Neuromusculoskeletal Modelling-based Prostheses for Recovery after Spinal Cord Injury
- 1School of Allied Health Sciences, Griffith Health, Griffith University, Australia
- 2Gold Coast Orthopaedic Research and Education Alliance, Menzies Health Institute, Griffith University, Australia
- 3Hopkins Centre. Menzies Health Institute, Griffith University, Australia
- 4Gold Coast University Hospital, Australia
- 5School of Medical Sciences, Griffith Health, Griffith University, Australia
- 6Department of Physical Medicine and Rehabilitation, Harvard Medical School, United States
- 7Department of Neurosurgery, Brigham and Women’s Hospital, Harvard Medical School, United States
- 8VA Boston Healthcare System, United States
Concurrent stimulation and reinforcement of motor and sensory pathways has been proposed as an effective approach to restoring function after developmental or acquired neurotrauma.

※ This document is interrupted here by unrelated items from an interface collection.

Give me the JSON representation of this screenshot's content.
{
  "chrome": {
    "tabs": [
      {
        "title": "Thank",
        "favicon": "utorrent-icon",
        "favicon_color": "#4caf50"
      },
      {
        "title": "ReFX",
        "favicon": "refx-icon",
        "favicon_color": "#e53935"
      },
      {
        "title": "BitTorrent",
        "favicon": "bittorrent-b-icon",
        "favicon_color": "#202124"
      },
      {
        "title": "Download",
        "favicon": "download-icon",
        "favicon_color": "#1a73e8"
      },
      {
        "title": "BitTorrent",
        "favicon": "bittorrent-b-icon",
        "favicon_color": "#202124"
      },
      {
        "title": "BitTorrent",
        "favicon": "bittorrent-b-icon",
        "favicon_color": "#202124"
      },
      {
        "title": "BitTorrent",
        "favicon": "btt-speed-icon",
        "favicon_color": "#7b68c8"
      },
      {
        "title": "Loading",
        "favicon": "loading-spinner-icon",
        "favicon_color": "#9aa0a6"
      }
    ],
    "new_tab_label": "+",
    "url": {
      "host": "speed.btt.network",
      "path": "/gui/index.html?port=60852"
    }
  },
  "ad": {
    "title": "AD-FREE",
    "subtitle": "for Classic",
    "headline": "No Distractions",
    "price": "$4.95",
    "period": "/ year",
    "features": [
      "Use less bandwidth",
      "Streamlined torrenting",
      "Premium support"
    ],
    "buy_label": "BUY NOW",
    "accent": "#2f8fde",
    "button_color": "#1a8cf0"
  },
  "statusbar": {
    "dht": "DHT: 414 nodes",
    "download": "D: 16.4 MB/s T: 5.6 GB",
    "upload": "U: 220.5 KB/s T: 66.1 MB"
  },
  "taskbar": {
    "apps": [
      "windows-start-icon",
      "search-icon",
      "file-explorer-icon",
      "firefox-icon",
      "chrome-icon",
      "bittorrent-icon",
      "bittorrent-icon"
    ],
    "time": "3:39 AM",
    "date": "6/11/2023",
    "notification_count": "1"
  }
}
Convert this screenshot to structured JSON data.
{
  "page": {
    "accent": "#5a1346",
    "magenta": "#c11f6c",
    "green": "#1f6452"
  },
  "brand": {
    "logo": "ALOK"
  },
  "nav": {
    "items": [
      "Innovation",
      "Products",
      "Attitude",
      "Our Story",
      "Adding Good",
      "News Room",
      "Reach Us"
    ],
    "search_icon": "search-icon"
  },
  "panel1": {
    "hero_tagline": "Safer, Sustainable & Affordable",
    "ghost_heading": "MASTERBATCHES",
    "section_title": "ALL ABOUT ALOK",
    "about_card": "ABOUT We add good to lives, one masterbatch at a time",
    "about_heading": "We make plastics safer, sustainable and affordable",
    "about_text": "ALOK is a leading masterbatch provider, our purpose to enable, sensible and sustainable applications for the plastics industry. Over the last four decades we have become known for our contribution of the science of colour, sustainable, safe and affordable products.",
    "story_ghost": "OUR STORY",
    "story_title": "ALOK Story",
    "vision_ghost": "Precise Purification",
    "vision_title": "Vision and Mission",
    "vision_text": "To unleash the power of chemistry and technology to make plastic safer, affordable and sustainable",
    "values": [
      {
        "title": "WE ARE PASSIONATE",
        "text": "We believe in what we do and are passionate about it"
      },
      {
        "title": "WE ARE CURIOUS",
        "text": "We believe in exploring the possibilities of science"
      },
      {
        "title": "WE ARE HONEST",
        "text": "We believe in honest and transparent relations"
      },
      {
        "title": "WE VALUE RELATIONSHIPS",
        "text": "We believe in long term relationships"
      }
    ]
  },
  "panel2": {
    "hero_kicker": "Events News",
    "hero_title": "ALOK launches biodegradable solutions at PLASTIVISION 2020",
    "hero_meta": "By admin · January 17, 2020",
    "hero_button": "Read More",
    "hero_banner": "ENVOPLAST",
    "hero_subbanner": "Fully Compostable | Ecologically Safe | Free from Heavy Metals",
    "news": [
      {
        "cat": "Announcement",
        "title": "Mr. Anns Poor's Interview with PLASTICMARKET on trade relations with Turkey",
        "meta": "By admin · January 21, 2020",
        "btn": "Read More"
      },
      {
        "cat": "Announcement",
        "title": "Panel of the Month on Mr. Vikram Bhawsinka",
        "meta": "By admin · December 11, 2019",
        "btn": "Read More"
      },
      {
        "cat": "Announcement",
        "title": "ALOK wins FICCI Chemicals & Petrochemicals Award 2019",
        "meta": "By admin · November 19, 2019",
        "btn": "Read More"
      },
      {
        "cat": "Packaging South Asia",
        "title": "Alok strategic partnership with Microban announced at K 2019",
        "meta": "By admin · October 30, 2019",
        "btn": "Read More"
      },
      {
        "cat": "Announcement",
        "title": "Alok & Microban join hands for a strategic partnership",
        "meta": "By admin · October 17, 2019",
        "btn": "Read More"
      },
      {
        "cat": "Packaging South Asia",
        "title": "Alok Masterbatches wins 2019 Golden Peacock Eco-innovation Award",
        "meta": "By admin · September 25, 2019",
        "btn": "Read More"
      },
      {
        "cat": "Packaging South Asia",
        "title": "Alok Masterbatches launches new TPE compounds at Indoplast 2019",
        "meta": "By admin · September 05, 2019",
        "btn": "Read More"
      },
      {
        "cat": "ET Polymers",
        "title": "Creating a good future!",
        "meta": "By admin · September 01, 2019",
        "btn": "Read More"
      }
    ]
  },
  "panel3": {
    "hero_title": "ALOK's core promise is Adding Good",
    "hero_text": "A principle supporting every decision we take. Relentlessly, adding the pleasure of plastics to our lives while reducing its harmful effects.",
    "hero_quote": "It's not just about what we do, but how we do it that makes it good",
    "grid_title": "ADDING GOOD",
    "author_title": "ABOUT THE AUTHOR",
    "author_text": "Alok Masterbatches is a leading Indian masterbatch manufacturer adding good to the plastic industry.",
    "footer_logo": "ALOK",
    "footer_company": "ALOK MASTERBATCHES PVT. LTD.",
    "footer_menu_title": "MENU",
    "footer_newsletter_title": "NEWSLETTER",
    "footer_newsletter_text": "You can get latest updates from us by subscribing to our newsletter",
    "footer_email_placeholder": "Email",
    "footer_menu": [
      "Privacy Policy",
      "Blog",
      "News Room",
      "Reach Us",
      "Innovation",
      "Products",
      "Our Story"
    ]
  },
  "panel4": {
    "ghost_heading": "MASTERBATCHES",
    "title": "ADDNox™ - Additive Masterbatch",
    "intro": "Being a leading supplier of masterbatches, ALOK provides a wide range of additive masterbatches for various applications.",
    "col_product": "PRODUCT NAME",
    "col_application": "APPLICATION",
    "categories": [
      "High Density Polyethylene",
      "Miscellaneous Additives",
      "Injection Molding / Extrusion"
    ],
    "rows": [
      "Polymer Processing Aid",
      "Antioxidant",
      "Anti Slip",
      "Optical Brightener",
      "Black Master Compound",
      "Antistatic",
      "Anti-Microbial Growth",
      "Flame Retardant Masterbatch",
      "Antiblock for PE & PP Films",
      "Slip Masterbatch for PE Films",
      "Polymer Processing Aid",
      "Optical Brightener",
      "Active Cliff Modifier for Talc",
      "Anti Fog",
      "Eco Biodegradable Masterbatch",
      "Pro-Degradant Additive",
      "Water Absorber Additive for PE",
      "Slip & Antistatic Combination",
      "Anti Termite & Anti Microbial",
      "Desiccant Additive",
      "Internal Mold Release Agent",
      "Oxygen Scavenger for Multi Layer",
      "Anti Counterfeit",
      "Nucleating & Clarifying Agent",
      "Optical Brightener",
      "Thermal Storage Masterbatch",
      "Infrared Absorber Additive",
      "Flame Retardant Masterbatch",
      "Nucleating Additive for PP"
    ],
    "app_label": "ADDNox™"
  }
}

This can be achieved by applying multimodal rehabilitation regimens, such as thought-controlled exoskeletons or epidural electrical stimulation to recover motor pattern generation in individuals with spinal cord injury (SCI). However, the human neuromusculoskeletal (NMS) system has often been oversimplified in designing rehabilitative and assistive devices. As a result, the neuromechanics of the muscles is seldom considered when modelling the relationship between electrical stimulation, mechanical assistance from exoskeletons, and final joint movement. A powerful way to enhance current neurorehabilitation is to develop the next generation prostheses incorporating personalised NMS models of patients. This strategy will enable an individual voluntary interfacing with multiple electromechanical rehabilitation devices targeting key afferent and efferent systems for functional improvement. This narrative review discusses how real-time NMS models can be integrated with finite element of musculoskeletal tissues and interface multiple assistive and robotic devices with individuals with SCI to promote unmatched levels of neural restoration. In particular, the utility of NMS models for optimising muscle stimulation patterns, tracking functional improvement, monitoring safety and providing augmented feedback during exercise-based rehabilitation are discussed.
Keywords: spinal cord injury, Neuromusculoskeletal modelling, Functional Electrical Stimulation (FES), Assistive device, Brain-computer interface, Digital Twin, Real-time
Received: 15 May 2019;
Accepted: 05 Nov 2019.
Copyright: © 2019 Pizzolato, Saxby, Palipana, Diamond, Barrett, Teng and Lloyd. This is an open-access article distributed under the terms of the Creative Commons Attribution License (CC BY). The use, distribution or reproduction in other forums is permitted, provided the original author(s) and the copyright owner(s) are credited and that the original publication in this journal is cited, in accordance with accepted academic practice. No use, distribution or reproduction is permitted which does not comply with these terms.
* Correspondence: Dr. Claudio Pizzolato, School of Allied Health Sciences, Griffith Health, Griffith University, Gold Coast, 4222, Australia, email@example.com